*Exercise materials*:
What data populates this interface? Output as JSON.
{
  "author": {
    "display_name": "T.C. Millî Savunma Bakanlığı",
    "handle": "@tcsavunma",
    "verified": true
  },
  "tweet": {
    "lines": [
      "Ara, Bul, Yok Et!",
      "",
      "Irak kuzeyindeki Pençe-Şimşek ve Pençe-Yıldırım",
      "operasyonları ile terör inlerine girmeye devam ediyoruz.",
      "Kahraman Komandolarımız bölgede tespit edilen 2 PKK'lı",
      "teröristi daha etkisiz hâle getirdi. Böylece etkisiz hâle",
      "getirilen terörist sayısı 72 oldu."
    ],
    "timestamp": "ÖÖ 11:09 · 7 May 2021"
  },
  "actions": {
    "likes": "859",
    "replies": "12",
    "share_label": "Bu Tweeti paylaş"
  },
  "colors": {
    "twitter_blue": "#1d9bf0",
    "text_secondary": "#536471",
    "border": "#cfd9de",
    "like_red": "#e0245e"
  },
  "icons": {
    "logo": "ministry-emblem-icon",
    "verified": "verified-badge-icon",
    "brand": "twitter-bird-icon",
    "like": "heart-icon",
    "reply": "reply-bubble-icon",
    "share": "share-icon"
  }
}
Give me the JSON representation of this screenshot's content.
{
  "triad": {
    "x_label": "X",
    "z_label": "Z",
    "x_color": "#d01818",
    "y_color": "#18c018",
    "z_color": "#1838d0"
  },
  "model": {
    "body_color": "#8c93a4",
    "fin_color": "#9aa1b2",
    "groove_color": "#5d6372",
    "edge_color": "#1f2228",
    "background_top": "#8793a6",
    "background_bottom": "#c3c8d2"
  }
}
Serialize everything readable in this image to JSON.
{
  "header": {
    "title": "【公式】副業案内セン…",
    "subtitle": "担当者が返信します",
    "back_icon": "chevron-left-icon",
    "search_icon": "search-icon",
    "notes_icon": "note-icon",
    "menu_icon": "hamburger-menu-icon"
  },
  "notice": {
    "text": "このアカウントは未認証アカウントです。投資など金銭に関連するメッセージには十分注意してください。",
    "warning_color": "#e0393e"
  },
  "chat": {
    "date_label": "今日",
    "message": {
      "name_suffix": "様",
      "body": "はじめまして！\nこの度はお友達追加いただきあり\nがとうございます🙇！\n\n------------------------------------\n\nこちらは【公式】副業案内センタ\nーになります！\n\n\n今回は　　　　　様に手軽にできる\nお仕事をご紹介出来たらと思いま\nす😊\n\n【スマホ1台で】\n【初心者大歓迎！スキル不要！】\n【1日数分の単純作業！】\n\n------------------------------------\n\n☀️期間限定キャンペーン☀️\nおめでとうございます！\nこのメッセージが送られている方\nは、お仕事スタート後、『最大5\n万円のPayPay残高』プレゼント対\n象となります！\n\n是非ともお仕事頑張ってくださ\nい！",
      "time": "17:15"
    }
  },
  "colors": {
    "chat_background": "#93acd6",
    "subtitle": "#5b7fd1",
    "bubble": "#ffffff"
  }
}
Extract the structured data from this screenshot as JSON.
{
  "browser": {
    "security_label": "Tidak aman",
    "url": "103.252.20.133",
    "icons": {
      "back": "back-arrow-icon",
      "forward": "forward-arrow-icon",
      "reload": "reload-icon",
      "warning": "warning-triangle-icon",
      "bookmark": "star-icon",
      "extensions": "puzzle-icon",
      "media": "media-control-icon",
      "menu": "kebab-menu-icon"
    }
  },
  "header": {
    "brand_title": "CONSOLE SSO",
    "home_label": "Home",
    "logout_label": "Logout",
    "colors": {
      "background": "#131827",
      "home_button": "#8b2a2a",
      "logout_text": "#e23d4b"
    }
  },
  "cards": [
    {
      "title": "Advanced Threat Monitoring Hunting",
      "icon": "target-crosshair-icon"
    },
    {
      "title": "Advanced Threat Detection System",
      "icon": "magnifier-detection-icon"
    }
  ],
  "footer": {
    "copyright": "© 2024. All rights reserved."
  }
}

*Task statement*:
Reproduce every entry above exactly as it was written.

*The answer*:
What data populates this interface? Output as JSON.
{
  "author": {
    "display_name": "T.C. Millî Savunma Bakanlığı",
    "handle": "@tcsavunma",
    "verified": true
  },
  "tweet": {
    "lines": [
      "Ara, Bul, Yok Et!",
      "",
      "Irak kuzeyindeki Pençe-Şimşek ve Pençe-Yıldırım",
      "operasyonları ile terör inlerine girmeye devam ediyoruz.",
      "Kahraman Komandolarımız bölgede tespit edilen 2 PKK'lı",
      "teröristi daha etkisiz hâle getirdi. Böylece etkisiz hâle",
      "getirilen terörist sayısı 72 oldu."
    ],
    "timestamp": "ÖÖ 11:09 · 7 May 2021"
  },
  "actions": {
    "likes": "859",
    "replies": "12",
    "share_label": "Bu Tweeti paylaş"
  },
  "colors": {
    "twitter_blue": "#1d9bf0",
    "text_secondary": "#536471",
    "border": "#cfd9de",
    "like_red": "#e0245e"
  },
  "icons": {
    "logo": "ministry-emblem-icon",
    "verified": "verified-badge-icon",
    "brand": "twitter-bird-icon",
    "like": "heart-icon",
    "reply": "reply-bubble-icon",
    "share": "share-icon"
  }
}
Give me the JSON representation of this screenshot's content.
{
  "triad": {
    "x_label": "X",
    "z_label": "Z",
    "x_color": "#d01818",
    "y_color": "#18c018",
    "z_color": "#1838d0"
  },
  "model": {
    "body_color": "#8c93a4",
    "fin_color": "#9aa1b2",
    "groove_color": "#5d6372",
    "edge_color": "#1f2228",
    "background_top": "#8793a6",
    "background_bottom": "#c3c8d2"
  }
}
Serialize everything readable in this image to JSON.
{
  "header": {
    "title": "【公式】副業案内セン…",
    "subtitle": "担当者が返信します",
    "back_icon": "chevron-left-icon",
    "search_icon": "search-icon",
    "notes_icon": "note-icon",
    "menu_icon": "hamburger-menu-icon"
  },
  "notice": {
    "text": "このアカウントは未認証アカウントです。投資など金銭に関連するメッセージには十分注意してください。",
    "warning_color": "#e0393e"
  },
  "chat": {
    "date_label": "今日",
    "message": {
      "name_suffix": "様",
      "body": "はじめまして！\nこの度はお友達追加いただきあり\nがとうございます🙇！\n\n------------------------------------\n\nこちらは【公式】副業案内センタ\nーになります！\n\n\n今回は　　　　　様に手軽にできる\nお仕事をご紹介出来たらと思いま\nす😊\n\n【スマホ1台で】\n【初心者大歓迎！スキル不要！】\n【1日数分の単純作業！】\n\n------------------------------------\n\n☀️期間限定キャンペーン☀️\nおめでとうございます！\nこのメッセージが送られている方\nは、お仕事スタート後、『最大5\n万円のPayPay残高』プレゼント対\n象となります！\n\n是非ともお仕事頑張ってくださ\nい！",
      "time": "17:15"
    }
  },
  "colors": {
    "chat_background": "#93acd6",
    "subtitle": "#5b7fd1",
    "bubble": "#ffffff"
  }
}
Extract the structured data from this screenshot as JSON.
{
  "browser": {
    "security_label": "Tidak aman",
    "url": "103.252.20.133",
    "icons": {
      "back": "back-arrow-icon",
      "forward": "forward-arrow-icon",
      "reload": "reload-icon",
      "warning": "warning-triangle-icon",
      "bookmark": "star-icon",
      "extensions": "puzzle-icon",
      "media": "media-control-icon",
      "menu": "kebab-menu-icon"
    }
  },
  "header": {
    "brand_title": "CONSOLE SSO",
    "home_label": "Home",
    "logout_label": "Logout",
    "colors": {
      "background": "#131827",
      "home_button": "#8b2a2a",
      "logout_text": "#e23d4b"
    }
  },
  "cards": [
    {
      "title": "Advanced Threat Monitoring Hunting",
      "icon": "target-crosshair-icon"
    },
    {
      "title": "Advanced Threat Detection System",
      "icon": "magnifier-detection-icon"
    }
  ],
  "footer": {
    "copyright": "© 2024. All rights reserved."
  }
}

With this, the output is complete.